Work to complete - Where a line contains the word "theo", copy that line from the records below.

Records provided: Begin

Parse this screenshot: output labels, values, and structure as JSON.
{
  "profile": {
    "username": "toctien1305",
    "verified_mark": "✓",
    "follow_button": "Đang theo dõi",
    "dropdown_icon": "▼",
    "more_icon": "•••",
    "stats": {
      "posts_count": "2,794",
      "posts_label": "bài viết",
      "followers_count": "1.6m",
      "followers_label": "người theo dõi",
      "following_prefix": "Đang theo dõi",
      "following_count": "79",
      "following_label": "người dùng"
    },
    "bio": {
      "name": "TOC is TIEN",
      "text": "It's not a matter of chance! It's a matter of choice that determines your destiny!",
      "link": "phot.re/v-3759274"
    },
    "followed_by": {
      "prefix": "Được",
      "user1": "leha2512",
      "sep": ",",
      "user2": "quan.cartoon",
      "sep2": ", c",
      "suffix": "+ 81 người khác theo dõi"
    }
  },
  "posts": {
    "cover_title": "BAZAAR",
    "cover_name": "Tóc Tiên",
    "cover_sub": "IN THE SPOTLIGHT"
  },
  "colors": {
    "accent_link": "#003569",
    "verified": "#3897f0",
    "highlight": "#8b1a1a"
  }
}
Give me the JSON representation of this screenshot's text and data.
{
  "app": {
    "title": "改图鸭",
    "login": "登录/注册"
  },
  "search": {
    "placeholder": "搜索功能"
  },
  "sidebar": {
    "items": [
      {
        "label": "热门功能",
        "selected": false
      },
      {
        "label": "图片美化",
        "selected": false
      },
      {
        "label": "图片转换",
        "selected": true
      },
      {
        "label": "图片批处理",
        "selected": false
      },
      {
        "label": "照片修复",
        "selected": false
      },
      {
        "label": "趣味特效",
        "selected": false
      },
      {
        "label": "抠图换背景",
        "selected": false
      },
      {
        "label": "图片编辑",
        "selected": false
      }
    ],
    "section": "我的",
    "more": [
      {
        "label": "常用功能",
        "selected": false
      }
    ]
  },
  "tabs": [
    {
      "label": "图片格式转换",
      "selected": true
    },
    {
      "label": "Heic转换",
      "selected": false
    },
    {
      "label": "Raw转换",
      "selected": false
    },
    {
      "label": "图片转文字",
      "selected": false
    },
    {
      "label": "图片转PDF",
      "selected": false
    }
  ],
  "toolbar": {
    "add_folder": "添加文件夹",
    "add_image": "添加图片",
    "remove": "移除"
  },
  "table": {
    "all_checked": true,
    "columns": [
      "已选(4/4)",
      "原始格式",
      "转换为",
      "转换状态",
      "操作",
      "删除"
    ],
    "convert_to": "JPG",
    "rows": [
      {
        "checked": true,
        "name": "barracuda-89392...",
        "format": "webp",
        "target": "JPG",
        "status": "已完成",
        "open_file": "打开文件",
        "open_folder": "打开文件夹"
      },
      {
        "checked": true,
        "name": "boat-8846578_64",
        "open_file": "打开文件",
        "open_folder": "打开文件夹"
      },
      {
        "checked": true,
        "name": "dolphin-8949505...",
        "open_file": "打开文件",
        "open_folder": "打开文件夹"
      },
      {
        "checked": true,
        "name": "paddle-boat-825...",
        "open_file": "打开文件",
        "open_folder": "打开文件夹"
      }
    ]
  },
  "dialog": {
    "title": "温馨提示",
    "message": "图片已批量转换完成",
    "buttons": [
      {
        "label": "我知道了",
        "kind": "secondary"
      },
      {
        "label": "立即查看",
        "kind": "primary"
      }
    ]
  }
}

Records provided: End

Answer space -
    "follow_button": "Đang theo dõi",
      "followers_label": "người theo dõi",
      "following_prefix": "Đang theo dõi",
      "suffix": "+ 81 người khác theo dõi"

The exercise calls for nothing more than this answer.